How can the very young know that they are being violated? The author answers through her plucky heroine. There is usually a sense of shame after the act, becoming confused, feeling icky and sad. Anger is also part of the resulting trauma for abused children.

A fulltime corporate lawyer and passionate advocate for children’s rights, it is no surprise Mrs. Tinubu wrote this charming and timely publication on a worrisome issue. A recent UNICEF report, for instance, states that “one in four girls and 10 percent of boys in Nigeria are victims of sexual violence, and of the children who reported violence, fewer than five out of a 100 received any form of support.”

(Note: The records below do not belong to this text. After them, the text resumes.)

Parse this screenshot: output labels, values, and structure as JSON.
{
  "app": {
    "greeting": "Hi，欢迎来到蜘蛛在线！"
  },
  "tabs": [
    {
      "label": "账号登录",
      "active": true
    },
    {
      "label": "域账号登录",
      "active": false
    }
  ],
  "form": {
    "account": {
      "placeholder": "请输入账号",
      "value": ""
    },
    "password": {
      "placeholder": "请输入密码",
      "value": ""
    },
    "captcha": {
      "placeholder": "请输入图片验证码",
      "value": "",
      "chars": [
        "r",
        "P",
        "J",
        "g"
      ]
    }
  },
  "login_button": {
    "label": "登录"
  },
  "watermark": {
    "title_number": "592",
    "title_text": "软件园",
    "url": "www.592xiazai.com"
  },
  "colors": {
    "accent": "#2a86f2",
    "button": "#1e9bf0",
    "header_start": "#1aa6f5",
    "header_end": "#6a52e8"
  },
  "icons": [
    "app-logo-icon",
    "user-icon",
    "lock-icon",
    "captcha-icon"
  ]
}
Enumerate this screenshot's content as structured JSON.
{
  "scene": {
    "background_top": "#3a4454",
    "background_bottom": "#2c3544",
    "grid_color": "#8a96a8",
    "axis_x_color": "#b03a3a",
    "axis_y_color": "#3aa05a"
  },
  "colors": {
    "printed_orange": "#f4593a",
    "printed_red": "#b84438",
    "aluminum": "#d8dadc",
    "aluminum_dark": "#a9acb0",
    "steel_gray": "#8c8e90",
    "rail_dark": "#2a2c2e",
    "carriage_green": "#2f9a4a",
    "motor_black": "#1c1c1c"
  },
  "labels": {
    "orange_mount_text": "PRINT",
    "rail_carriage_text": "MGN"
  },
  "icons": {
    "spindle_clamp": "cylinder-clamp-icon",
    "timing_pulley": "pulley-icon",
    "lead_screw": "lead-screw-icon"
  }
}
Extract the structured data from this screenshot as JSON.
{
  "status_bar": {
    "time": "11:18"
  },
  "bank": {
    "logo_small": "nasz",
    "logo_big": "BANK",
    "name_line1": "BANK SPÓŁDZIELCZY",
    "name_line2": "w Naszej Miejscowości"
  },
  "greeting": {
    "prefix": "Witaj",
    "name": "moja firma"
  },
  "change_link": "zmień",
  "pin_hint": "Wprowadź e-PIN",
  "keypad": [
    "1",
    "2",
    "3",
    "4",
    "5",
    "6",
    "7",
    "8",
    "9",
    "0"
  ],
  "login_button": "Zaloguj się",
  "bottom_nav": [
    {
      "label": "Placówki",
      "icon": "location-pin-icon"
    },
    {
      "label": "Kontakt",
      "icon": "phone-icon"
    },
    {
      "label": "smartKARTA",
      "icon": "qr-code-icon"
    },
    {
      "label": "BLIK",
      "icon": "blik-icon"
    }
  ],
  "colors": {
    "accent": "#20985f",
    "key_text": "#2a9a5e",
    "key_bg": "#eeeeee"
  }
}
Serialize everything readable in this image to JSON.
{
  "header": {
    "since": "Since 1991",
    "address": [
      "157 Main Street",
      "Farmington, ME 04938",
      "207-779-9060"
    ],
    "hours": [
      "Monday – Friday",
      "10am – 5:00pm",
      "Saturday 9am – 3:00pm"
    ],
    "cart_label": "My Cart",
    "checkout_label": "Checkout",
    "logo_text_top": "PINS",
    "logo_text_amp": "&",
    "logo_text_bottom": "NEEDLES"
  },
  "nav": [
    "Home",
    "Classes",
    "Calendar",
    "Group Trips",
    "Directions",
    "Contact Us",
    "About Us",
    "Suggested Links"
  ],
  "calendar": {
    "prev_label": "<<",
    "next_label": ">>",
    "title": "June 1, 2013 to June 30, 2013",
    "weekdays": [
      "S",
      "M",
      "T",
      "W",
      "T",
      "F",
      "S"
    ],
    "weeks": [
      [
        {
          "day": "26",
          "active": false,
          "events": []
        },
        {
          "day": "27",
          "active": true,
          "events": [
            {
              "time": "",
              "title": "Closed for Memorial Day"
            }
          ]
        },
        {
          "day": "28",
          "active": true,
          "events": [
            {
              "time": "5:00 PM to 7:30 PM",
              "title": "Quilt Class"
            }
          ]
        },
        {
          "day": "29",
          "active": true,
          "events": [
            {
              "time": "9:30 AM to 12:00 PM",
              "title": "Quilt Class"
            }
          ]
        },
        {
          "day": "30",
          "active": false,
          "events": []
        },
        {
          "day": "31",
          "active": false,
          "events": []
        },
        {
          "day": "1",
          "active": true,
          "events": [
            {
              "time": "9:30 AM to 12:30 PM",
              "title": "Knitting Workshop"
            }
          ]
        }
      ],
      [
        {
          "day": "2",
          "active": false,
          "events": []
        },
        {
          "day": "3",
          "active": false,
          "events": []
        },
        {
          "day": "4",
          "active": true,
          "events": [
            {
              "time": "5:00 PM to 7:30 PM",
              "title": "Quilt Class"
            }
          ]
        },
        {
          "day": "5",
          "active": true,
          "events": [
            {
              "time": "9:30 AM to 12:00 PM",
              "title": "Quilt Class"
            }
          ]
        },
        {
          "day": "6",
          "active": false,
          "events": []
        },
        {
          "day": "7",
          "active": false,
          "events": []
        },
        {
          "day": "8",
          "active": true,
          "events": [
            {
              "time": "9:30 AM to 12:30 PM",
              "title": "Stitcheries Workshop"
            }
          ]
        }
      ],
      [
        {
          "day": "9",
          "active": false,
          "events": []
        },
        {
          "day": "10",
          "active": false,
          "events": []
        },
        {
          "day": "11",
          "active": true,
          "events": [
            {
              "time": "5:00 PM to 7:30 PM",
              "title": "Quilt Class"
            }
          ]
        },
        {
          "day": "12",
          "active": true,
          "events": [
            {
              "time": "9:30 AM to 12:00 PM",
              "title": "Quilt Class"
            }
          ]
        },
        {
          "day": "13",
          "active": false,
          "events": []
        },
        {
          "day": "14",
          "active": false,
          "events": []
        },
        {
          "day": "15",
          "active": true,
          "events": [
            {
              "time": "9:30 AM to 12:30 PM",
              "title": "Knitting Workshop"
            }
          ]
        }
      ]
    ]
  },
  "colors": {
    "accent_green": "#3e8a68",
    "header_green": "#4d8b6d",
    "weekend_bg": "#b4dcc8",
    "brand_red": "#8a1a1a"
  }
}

There was the case of a five-year-old girl in Lagos Mainland who was serially abused by a 65-year-old man. The victim’s mother and the man lived in the same compound. Like play, like play, as they say, the man used to refer the tot as “my wife,” to the mother’s delight. The unsuspecting mum used to leave her daughter with the said man, allowing him to em, em, em…

At any rate, the abuser was found out not because the little girl grassed on him to her mother. According to the mum, she was bathing her daughter one day and she kept crying that she was feeling pains between her legs. Pampered with a particular favourite pastry, the girl finally let on that uncle so and so used to do things to her. The mother confronted the paedophile who owned up to his crime.

For such victims, Mrs. Tinubu has a foundation, Cee Cee Yara Foundation, with a multi-disciplinary team of counsellors, social workers, child advocates, lawyers and forensic interviewers” to prevent child sexual abuse and to provide access to care, information, protection and emergency intervention for children who have experienced sexual abuse or who are at risk.”

Well-bound for a longer shelf life or as a coffee-table read, Bisi is The Boss comes in attractive colours and hard-to-forget illustrations. At the public presentation on Friday May 27, 2022 – Children’s Day – at The Wing, an events centre on Victoria Island, Lagos, the author stated thusly: “BIsi is The Boss amounts to an all-encompassing read not only simplifying the difficult subject of abuse but also providing a bonding platform between guardians and the children in their care. The storyline follows Bisi, a well-informed little girl who teaches young children through this important book how to identify inappropriate behaviours and create body boundaries.”

Continuing, Mrs. Tinubu says her book “is a guide for adults and care givers on how to protect the little ones from child sexual abuse, a perverse act that permeates the society through households, peer groups, schools, religious establishments and other layers of interactions…we live in an environment that is battling with harmful acts against innocent children, especially child sexual abuse.”

It is hard to deny that cases of child abuse are on the increase in Nigeria. This is why Bisi is The Boss is not only timely but also “raises important issues on child abuse and how best to handle it and protect children from sexual predators.”

The major character herself is a Nigerian but the author addresses her message to young women all over the world by the Global Child Helplines just at the end of the book, sort of reading like an Index. Starting with Africa, The Americas, Asia, Europe and the Middle East, she lists all the telephone lines of most of the countries of the world where you can reach helpers easily.

Readers will be surprised to find helplines of nations like Afghanistan, Antigua, Aruba, Barbuda, Maldives and so on. In her wisdom, the author has translated Bisi is The Boss into the three major languages – Igbo, Hausa and Yoruba – in Nigeria. What the government can do to complement her effort is to make Bisi required reading in primary schools in the country.